DESCRIPTION OF THE TASK –
Report only the number of lines in the records that contain the word "data".

INFORMATION –
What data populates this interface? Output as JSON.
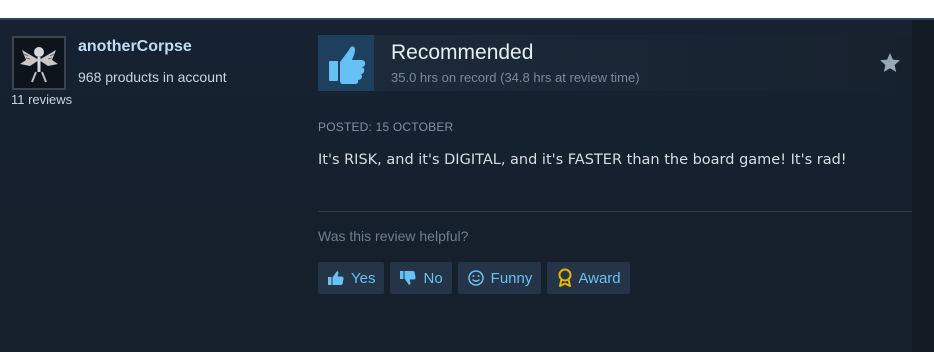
{
  "reviewer": {
    "username": "anotherCorpse",
    "products_text": "968 products in account",
    "reviews_text": "11 reviews",
    "avatar_icon": "skeletal-bird-avatar"
  },
  "review": {
    "verdict": "Recommended",
    "hours_text": "35.0 hrs on record (34.8 hrs at review time)",
    "posted_text": "POSTED: 15 OCTOBER",
    "body": "It's RISK, and it's DIGITAL, and it's FASTER than the board game! It's rad!",
    "thumb_icon": "thumbs-up-icon",
    "star_icon": "star-icon"
  },
  "helpful": {
    "question": "Was this review helpful?",
    "buttons": [
      {
        "label": "Yes",
        "icon": "thumbs-up-icon"
      },
      {
        "label": "No",
        "icon": "thumbs-down-icon"
      },
      {
        "label": "Funny",
        "icon": "smiley-icon"
      },
      {
        "label": "Award",
        "icon": "award-icon"
      }
    ]
  },
  "colors": {
    "card_bg": "#16202d",
    "accent_link": "#67c1f5",
    "username": "#c1dbf4",
    "award_gold": "#e2b600"
  }
}
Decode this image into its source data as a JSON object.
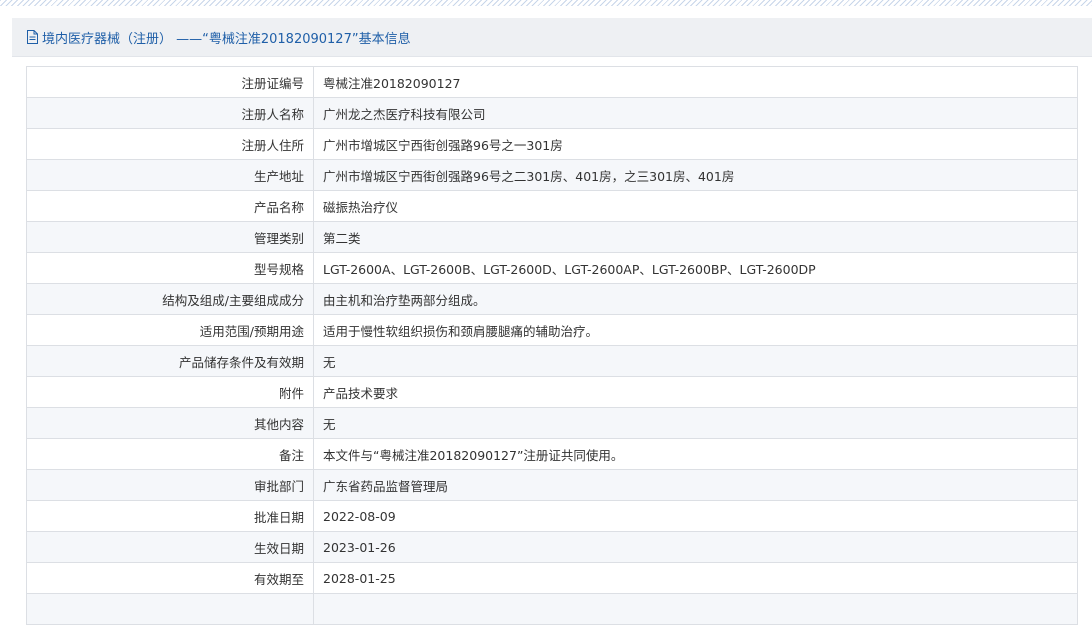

SOLUTION BELOW –
2